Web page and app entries
════════

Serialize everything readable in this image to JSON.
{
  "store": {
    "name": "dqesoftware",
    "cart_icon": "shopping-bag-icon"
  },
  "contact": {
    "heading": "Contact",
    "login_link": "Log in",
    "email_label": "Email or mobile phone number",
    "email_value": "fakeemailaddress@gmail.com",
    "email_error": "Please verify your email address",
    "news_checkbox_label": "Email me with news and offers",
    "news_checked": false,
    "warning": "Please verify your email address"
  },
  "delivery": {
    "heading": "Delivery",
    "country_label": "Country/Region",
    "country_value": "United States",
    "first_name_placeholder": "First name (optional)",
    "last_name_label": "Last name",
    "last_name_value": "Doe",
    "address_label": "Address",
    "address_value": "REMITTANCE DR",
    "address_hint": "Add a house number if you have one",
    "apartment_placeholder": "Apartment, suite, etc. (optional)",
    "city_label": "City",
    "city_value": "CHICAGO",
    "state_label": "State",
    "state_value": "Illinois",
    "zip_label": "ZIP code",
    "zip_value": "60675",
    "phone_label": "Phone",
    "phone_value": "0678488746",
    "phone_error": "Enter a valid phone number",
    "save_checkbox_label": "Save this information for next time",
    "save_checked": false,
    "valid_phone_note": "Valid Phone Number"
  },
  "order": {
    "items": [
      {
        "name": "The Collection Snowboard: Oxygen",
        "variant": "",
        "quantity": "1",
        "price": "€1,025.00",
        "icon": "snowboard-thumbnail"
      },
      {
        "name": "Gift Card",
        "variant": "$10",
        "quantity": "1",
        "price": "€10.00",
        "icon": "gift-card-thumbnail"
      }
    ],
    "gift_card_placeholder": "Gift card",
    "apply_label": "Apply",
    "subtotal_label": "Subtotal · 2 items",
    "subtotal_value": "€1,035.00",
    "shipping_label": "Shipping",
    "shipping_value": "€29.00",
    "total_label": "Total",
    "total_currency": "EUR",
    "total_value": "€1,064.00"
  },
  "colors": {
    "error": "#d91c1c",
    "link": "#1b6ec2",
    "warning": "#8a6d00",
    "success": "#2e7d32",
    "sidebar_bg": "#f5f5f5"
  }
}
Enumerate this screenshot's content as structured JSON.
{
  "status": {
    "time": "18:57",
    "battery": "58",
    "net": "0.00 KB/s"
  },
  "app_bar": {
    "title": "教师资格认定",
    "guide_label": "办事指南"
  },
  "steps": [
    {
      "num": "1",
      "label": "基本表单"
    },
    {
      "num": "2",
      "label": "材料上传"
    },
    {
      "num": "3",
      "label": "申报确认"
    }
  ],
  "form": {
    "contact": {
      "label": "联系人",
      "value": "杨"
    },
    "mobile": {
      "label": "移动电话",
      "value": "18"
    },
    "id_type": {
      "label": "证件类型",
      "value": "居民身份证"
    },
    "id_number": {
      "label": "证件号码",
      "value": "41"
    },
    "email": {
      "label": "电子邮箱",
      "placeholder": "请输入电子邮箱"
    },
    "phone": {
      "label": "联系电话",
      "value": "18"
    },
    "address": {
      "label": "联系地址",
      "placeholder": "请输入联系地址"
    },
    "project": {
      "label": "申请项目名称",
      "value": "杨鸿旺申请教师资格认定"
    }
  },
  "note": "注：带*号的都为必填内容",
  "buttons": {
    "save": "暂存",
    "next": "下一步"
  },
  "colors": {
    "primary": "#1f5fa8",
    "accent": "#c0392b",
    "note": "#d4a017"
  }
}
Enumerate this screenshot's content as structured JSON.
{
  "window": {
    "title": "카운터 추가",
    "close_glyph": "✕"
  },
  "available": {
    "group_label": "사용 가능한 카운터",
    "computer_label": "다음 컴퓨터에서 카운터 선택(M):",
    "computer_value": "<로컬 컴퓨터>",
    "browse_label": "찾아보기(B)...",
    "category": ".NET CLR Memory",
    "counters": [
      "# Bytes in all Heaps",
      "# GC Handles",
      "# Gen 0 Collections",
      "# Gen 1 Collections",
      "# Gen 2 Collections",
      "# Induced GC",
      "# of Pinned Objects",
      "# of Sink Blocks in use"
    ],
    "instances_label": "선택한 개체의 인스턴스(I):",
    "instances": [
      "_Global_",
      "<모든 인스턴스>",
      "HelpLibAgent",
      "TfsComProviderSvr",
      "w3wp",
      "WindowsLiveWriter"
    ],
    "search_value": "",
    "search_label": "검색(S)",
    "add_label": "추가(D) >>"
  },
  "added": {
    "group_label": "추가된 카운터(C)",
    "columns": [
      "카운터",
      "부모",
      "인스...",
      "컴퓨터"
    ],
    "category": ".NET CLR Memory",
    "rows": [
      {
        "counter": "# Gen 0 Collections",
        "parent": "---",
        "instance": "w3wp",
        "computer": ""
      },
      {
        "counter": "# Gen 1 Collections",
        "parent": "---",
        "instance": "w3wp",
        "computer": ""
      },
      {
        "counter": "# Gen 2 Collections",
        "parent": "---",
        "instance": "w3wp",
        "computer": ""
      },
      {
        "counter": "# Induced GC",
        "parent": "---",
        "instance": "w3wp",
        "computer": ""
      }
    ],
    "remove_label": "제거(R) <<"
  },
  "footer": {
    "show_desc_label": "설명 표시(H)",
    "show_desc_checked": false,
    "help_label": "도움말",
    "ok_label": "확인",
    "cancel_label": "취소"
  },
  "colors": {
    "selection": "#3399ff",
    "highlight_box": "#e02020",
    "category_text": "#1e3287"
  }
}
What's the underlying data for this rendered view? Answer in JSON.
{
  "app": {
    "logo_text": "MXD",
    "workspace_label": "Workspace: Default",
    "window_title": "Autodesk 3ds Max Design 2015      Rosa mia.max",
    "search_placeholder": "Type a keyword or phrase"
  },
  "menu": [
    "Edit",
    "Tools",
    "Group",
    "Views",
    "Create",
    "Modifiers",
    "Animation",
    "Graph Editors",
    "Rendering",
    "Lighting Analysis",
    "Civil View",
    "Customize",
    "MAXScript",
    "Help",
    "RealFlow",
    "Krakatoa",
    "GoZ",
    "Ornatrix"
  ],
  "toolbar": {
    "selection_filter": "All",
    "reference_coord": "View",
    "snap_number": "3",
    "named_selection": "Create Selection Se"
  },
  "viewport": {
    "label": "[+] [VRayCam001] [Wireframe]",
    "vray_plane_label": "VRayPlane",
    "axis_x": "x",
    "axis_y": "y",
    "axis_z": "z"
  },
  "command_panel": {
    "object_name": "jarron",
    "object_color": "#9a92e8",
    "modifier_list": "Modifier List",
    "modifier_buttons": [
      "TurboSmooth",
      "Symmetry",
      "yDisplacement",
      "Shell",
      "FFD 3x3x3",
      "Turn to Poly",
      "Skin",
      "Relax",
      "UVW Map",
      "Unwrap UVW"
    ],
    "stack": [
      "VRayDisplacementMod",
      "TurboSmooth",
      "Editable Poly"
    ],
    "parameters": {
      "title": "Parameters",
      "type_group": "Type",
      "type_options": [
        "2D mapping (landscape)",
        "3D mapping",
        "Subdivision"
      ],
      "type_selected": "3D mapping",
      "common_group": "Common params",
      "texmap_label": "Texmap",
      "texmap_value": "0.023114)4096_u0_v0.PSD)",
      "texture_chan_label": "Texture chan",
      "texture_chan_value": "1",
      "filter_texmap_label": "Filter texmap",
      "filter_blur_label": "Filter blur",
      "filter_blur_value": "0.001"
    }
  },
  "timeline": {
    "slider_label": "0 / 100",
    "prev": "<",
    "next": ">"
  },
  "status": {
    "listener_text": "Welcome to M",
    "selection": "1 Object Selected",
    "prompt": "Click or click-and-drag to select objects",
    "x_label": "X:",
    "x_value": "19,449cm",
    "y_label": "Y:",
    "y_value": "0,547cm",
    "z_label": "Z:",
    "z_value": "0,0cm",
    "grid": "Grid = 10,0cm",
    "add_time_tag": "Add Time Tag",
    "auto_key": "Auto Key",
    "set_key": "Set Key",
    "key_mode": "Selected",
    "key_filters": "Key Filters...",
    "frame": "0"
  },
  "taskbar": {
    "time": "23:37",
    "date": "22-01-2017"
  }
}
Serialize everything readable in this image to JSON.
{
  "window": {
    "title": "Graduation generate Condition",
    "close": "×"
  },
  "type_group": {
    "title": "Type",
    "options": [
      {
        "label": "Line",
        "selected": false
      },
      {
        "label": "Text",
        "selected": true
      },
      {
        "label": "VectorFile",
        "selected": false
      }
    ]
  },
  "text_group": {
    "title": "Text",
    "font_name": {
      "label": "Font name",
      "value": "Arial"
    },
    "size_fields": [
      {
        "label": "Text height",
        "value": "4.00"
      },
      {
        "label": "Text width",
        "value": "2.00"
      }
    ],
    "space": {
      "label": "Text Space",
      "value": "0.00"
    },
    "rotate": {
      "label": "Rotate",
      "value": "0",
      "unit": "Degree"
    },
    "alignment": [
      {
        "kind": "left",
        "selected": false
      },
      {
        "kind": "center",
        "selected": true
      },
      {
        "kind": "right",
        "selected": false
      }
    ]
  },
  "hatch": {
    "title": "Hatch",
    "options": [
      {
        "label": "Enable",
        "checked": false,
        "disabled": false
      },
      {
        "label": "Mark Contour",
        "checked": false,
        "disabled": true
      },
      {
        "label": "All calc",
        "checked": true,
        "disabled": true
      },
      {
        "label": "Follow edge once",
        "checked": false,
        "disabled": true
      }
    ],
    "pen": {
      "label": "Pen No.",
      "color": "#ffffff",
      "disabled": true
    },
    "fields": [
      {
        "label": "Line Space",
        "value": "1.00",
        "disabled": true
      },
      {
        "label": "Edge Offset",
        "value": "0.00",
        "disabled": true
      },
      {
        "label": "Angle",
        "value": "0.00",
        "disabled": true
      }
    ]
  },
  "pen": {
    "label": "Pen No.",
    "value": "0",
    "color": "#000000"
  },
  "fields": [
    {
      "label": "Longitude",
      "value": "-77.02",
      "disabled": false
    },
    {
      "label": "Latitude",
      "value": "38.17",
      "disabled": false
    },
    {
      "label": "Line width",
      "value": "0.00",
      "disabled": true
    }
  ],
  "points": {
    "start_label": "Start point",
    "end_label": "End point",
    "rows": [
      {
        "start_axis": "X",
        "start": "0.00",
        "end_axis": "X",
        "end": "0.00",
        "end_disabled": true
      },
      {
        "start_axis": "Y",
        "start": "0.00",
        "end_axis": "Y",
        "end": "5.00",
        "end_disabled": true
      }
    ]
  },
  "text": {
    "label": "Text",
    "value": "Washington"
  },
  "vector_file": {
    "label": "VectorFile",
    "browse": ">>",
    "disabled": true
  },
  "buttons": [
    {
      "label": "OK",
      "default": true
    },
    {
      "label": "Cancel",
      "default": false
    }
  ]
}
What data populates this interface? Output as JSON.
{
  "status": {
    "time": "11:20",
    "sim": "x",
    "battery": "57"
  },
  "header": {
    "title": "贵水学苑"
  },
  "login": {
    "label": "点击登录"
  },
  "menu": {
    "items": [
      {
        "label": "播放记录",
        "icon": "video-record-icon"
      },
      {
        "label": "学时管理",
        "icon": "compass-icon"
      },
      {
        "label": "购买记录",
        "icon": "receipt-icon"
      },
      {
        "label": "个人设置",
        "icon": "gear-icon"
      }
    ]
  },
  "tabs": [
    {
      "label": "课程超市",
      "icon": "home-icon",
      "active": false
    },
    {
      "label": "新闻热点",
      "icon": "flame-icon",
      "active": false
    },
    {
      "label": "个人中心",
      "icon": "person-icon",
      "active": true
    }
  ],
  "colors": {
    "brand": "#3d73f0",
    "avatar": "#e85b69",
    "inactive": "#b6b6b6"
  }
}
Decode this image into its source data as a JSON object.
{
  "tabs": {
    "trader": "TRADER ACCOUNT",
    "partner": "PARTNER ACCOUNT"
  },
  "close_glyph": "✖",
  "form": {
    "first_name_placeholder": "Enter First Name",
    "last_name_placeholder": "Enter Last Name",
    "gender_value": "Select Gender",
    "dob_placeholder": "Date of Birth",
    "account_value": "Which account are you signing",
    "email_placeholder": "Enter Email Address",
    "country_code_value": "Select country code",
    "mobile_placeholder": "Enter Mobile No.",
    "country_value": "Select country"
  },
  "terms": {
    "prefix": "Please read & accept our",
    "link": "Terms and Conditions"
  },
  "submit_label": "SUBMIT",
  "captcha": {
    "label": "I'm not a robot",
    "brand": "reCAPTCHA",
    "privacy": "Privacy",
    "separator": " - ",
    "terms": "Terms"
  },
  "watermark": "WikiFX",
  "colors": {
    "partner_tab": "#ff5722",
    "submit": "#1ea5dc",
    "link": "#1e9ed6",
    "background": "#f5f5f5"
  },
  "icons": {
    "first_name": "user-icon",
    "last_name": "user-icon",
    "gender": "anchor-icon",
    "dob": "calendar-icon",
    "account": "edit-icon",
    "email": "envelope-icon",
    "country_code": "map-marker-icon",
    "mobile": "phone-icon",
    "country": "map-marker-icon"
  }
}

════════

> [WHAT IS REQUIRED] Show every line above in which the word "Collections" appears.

> [TASK OUTPUT]
      "# Gen 0 Collections",
      "# Gen 1 Collections",
      "# Gen 2 Collections",
        "counter": "# Gen 0 Collections",
        "counter": "# Gen 1 Collections",
        "counter": "# Gen 2 Collections",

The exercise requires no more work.